---------- Excerpted records
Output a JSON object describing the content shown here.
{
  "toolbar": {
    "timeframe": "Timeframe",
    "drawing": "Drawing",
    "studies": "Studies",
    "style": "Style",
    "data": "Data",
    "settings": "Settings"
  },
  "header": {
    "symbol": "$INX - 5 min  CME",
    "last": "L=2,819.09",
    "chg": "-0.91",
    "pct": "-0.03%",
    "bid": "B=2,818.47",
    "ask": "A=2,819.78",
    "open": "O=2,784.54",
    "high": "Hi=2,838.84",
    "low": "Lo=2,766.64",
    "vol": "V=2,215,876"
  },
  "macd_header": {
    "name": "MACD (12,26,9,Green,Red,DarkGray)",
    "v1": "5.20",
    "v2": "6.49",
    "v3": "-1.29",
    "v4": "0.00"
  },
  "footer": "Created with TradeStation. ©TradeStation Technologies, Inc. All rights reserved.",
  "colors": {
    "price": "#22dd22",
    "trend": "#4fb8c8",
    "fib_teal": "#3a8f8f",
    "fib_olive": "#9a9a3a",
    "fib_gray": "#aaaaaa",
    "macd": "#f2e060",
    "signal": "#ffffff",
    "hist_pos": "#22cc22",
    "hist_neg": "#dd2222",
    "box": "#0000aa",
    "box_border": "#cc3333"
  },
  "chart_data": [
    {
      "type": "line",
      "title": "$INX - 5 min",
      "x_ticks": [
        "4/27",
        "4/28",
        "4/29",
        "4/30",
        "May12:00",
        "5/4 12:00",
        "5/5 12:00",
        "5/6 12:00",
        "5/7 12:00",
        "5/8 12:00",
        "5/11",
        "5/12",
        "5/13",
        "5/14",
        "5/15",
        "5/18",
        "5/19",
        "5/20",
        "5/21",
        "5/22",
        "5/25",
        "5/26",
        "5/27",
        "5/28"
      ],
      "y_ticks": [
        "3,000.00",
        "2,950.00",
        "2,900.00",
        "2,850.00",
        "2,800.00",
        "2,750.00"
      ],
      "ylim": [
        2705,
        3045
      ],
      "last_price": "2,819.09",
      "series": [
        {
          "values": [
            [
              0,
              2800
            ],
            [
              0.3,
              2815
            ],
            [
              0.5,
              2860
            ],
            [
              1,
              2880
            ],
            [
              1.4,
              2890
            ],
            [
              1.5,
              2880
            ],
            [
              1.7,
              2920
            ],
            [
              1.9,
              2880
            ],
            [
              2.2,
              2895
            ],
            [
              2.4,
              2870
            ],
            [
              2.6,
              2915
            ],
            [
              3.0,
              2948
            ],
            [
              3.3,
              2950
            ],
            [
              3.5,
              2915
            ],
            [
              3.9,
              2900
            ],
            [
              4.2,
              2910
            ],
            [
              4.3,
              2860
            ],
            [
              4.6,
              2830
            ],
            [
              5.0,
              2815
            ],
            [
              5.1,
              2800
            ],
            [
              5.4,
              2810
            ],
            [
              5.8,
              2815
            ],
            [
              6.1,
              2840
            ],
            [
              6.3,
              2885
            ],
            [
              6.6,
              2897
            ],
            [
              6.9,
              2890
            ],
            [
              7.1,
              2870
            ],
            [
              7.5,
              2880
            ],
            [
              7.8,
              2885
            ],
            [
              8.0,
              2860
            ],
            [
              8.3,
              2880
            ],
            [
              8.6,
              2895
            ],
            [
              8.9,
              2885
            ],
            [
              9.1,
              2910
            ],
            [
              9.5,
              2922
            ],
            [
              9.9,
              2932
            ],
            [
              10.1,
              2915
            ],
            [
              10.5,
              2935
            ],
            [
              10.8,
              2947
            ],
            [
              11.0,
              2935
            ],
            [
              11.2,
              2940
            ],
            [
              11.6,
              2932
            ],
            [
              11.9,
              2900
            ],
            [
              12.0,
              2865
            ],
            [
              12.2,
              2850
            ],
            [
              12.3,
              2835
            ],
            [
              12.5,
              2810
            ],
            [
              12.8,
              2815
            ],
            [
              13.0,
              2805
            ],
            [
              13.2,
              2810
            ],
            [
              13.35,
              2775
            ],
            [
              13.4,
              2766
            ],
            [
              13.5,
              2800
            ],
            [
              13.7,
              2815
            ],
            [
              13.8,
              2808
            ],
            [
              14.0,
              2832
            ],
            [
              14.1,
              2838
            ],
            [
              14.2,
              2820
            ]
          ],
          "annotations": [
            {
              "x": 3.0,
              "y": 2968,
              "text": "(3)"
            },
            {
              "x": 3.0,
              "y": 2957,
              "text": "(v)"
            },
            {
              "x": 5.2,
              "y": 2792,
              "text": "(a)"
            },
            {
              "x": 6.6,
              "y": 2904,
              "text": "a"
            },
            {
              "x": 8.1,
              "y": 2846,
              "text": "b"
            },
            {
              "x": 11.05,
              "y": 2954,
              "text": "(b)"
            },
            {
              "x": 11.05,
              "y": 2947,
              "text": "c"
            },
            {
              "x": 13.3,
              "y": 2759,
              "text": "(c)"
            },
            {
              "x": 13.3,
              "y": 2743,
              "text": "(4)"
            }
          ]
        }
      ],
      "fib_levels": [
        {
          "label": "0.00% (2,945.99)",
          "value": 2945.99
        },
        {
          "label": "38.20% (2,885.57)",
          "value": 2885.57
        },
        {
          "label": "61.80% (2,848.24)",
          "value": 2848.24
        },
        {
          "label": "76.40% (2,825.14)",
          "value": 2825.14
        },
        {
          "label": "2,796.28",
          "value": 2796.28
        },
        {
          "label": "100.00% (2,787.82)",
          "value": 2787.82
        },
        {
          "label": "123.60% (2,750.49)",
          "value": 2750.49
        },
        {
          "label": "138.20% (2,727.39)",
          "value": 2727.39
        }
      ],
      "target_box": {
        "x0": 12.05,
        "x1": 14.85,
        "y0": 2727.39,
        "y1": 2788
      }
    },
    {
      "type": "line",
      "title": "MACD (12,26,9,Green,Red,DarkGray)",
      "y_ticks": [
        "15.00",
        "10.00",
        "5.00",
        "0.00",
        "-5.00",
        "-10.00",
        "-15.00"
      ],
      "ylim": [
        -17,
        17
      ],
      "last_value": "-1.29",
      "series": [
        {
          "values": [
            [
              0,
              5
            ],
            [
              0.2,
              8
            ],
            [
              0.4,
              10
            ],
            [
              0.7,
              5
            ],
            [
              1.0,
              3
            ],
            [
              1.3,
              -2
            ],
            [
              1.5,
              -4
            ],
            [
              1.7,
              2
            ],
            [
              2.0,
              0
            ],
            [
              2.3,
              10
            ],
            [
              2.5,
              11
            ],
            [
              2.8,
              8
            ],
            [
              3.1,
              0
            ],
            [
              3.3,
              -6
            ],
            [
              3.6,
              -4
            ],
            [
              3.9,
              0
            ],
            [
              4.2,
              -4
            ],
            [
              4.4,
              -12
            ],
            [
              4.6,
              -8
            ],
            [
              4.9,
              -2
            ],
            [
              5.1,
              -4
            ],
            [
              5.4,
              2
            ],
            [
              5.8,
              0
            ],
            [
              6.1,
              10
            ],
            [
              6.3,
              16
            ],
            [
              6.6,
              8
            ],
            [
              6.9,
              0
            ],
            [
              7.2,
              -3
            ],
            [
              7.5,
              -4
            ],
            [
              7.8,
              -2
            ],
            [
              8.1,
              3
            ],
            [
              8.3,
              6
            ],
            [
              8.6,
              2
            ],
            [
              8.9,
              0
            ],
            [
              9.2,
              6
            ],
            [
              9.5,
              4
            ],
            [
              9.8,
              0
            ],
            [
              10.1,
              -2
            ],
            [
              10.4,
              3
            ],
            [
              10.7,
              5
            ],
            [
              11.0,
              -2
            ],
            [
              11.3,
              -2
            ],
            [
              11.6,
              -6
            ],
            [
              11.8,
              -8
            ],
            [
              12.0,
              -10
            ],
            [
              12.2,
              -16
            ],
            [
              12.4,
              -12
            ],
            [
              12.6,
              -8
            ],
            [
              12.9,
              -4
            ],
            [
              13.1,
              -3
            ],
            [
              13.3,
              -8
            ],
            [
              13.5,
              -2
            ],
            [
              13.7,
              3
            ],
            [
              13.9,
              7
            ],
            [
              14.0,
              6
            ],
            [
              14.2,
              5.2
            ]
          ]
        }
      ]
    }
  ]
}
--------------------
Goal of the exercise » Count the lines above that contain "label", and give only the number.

Result for this exercise » 8